Customer experience is driving buying decisions more than you might expect, and if you do not get it right first time, there is a real possibility you will not get a second chance.
Nearly three quarters of customers (73%) make a future buying decision at least partly based on their previous experience with a brand, according to research from PwC. Even better, almost half (43%) of customers would pay a premium for greater convenience while 42% would pay more for a friendly, welcoming experience.
Covid-19 impact on online customer experience
It is worth noting that before the pandemic in 2019, just 10% of businesses said creating better customer experiences is a digital priority. Yet since the beginning of the pandemic, it is estimated that 59% of businesses have accelerated their digital transformation. Covid-19 is a key factor in the change of focus, as it has forced retailers and restaurants to push through changes to their digital payments experience at a rate few would have thought possible even two years ago.
The closure of businesses to prevent the spread of Covid-19 forced companies to compete in an omni channel marketplace some were not ready for. The likes of major stores such as Debenhams and the Arcadia fashion retail group – which owned brands such as Burtons, Miss Selfridge, Top Shop and Dorothy Perkins among others – all either fell into administration between 2020 and 2021 or moved their businesses entirely online.
For some, the lesson of how important a smooth, seamless interaction between customers both in-store and online has been a hard one.
Customers are the lifeblood of any business; without them you cease to exist. So, listening to their needs and desires when it comes to customer interaction is vital. Miss these increasingly clear signals that customers want simple, fast and safe buying options both in person and online and you face a real problem.
Retail must learn lessons from Covid

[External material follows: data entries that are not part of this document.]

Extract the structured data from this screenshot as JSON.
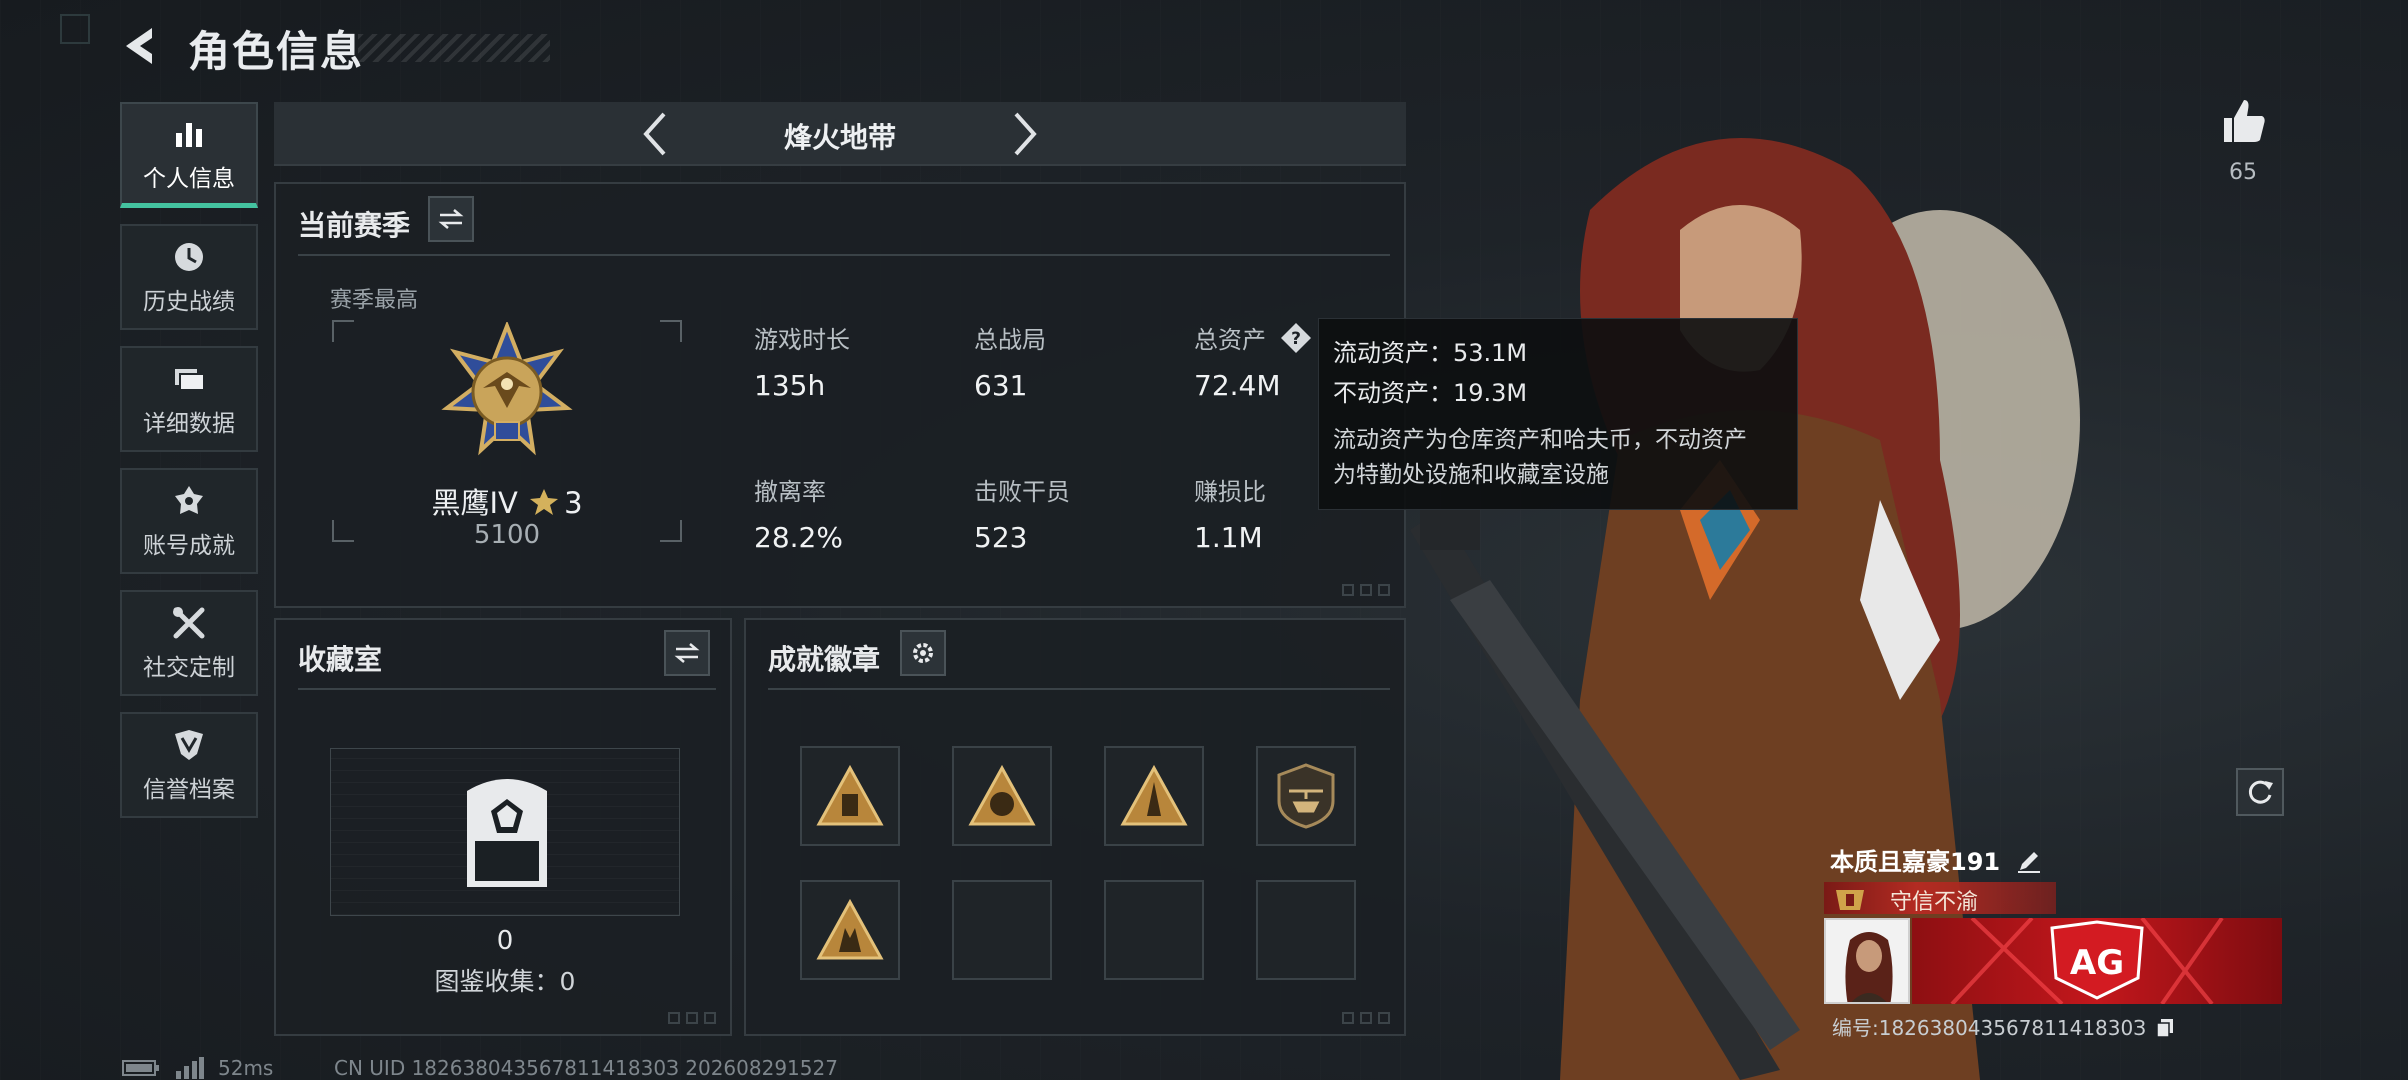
{
  "header": {
    "title": "角色信息"
  },
  "sidebar": {
    "items": [
      {
        "label": "个人信息",
        "icon": "bar-chart-icon",
        "active": true
      },
      {
        "label": "历史战绩",
        "icon": "clock-icon"
      },
      {
        "label": "详细数据",
        "icon": "folder-icon"
      },
      {
        "label": "账号成就",
        "icon": "trophy-icon"
      },
      {
        "label": "社交定制",
        "icon": "tools-icon"
      },
      {
        "label": "信誉档案",
        "icon": "shield-icon"
      }
    ]
  },
  "mode": {
    "title": "烽火地带"
  },
  "season": {
    "title": "当前赛季",
    "best_label": "赛季最高",
    "rank_name": "黑鹰IV",
    "rank_stars": "3",
    "rank_score": "5100",
    "stats": [
      {
        "label": "游戏时长",
        "value": "135h"
      },
      {
        "label": "总战局",
        "value": "631"
      },
      {
        "label": "总资产",
        "value": "72.4M",
        "help": true
      },
      {
        "label": "撤离率",
        "value": "28.2%"
      },
      {
        "label": "击败干员",
        "value": "523"
      },
      {
        "label": "赚损比",
        "value": "1.1M"
      }
    ]
  },
  "tooltip": {
    "liquid": "流动资产：53.1M",
    "fixed": "不动资产：19.3M",
    "desc_line1": "流动资产为仓库资产和哈夫币，不动资产",
    "desc_line2": "为特勤处设施和收藏室设施"
  },
  "collection": {
    "title": "收藏室",
    "count": "0",
    "index_label": "图鉴收集：0"
  },
  "achievements": {
    "title": "成就徽章",
    "badges": [
      "triangle-badge-icon",
      "triangle-badge-icon",
      "triangle-badge-icon",
      "helicopter-badge-icon",
      "triangle-badge-icon",
      "",
      "",
      ""
    ]
  },
  "profile": {
    "likes": "65",
    "name": "本质且嘉豪191",
    "motto": "守信不渝",
    "id_text": "编号:18263804356781141830З",
    "team_logo": "AG"
  },
  "footer": {
    "ping": "52ms",
    "uid": "CN UID 18263804356781141830З 202608291527"
  },
  "colors": {
    "accent": "#44c3a0",
    "gold": "#c9a45a",
    "banner_red": "#c3171c"
  }
}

When it comes to ensuring customers have a smooth and speedy transaction whether online or offline, the payment services you offer are absolutely key. Gone are the days when people were happy to come into a store, browse for the right product, wait for 10 minutes or more in a queue and then leave with their purchase in their hands.
Now, speed is of the essence and the experience of shopping during the pandemic has made consumers even less patient than they otherwise were, when difficulties arise that take time to resolve. The last 18 months of being forced to shop online or have our groceries and take-out meals delivered more often has changed the playing field. Various contactless payment methods have come to the fore and will continue to grow in popularity.
Bricks and mortar stores have become places to browse now they have re-opened, but many people will still go home, do their research – largely driven on price and ease/speed of delivery – and then will order online rather than buying in-store. Not everyone feels this way, but an increasing number certainly do.
Exceptional customer service in the QSR sector
Restaurants and coffee shops that used to prioritise in person pick up models – think McDonalds, KFC or Starbucks – were forced to get their goods to the customer rather than the other way around. The sea-change in distribution methods saw all three partnering with delivery companies to keep customers buying.
This high level of convenience was possible thanks to seamless integrations of payments systems for both online and offline ordering. Even for those companies in the quick service restaurant sector, such as McDonalds, we have seen kiosk ordering systems that speed up service levels and reduce the need human interaction which was transformational during the pandemic. It means staff now must facilitate a good experience for the customer in a different way which could, potentially, limit upsells if it is not done well.
However, we are not quite at the point where we will never again hear the immortal words “do you want fries with that?” Because despite the desire for fast, slick retail and food purchases, customers do still value that interaction with a human being.
Three quarters of consumers worldwide said they wanted more human interaction in the future according to PwC prior to the pandemic, and exceptional customer service is still a driver for around a quarter (26%) of customers as hopefully we near the end of the pandemic.
So, for those businesses keen to thrive in what is becoming the ‘new normal’ it is vital to have a fully integrated, seamless payments proposition to ensure customers get the equivalent service experience both online and offline with your business. But you cannot underestimate how important it is to continue with what might be considered good old-fashioned values of strong customer support from a human being.
Get both right and you will hit a sweet spot that will have your customers coming back time and time again.